→ Problem requirements: Every line below needs to be printed again exactly, without any of its pictures.

→ Record excerpts:
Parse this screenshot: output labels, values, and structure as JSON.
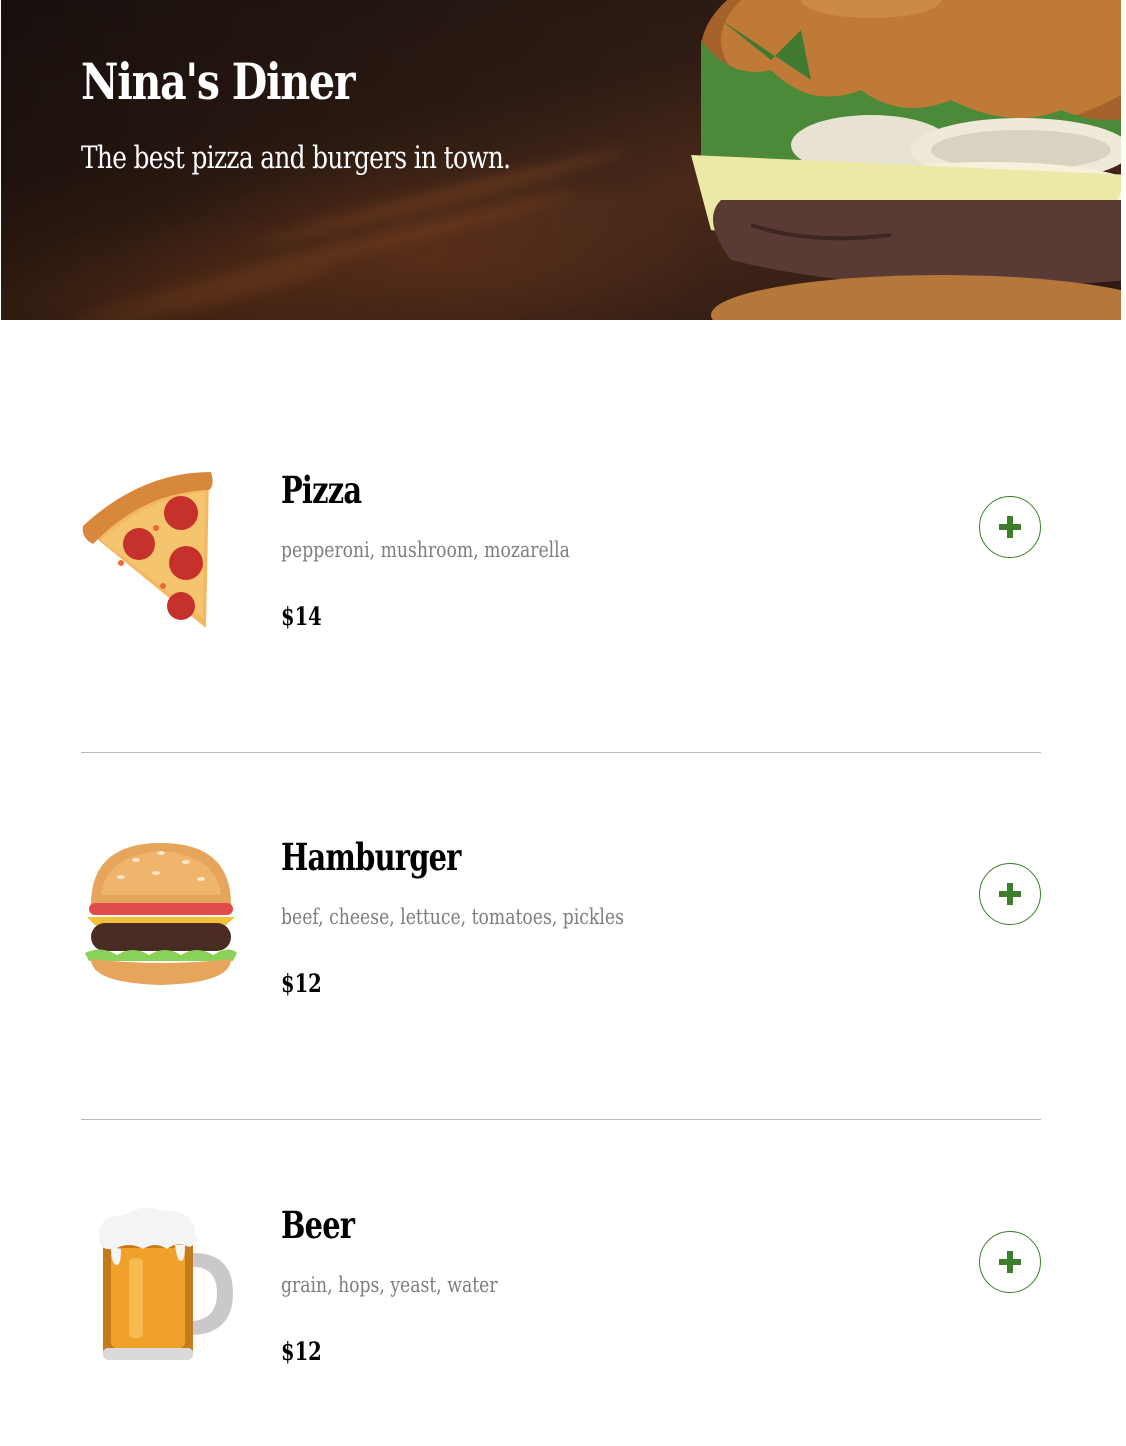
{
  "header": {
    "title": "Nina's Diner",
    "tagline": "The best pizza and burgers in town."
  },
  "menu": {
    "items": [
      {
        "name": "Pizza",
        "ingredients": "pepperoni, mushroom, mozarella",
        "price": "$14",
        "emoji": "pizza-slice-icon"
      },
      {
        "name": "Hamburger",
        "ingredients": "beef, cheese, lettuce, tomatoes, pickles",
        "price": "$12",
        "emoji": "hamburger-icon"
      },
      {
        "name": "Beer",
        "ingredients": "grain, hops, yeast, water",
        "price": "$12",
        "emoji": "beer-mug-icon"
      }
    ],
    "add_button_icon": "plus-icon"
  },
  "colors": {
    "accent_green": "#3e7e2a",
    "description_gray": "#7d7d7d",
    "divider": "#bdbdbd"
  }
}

→ Answer below:
Parse this screenshot: output labels, values, and structure as JSON.
{
  "header": {
    "title": "Nina's Diner",
    "tagline": "The best pizza and burgers in town."
  },
  "menu": {
    "items": [
      {
        "name": "Pizza",
        "ingredients": "pepperoni, mushroom, mozarella",
        "price": "$14",
        "emoji": "pizza-slice-icon"
      },
      {
        "name": "Hamburger",
        "ingredients": "beef, cheese, lettuce, tomatoes, pickles",
        "price": "$12",
        "emoji": "hamburger-icon"
      },
      {
        "name": "Beer",
        "ingredients": "grain, hops, yeast, water",
        "price": "$12",
        "emoji": "beer-mug-icon"
      }
    ],
    "add_button_icon": "plus-icon"
  },
  "colors": {
    "accent_green": "#3e7e2a",
    "description_gray": "#7d7d7d",
    "divider": "#bdbdbd"
  }
}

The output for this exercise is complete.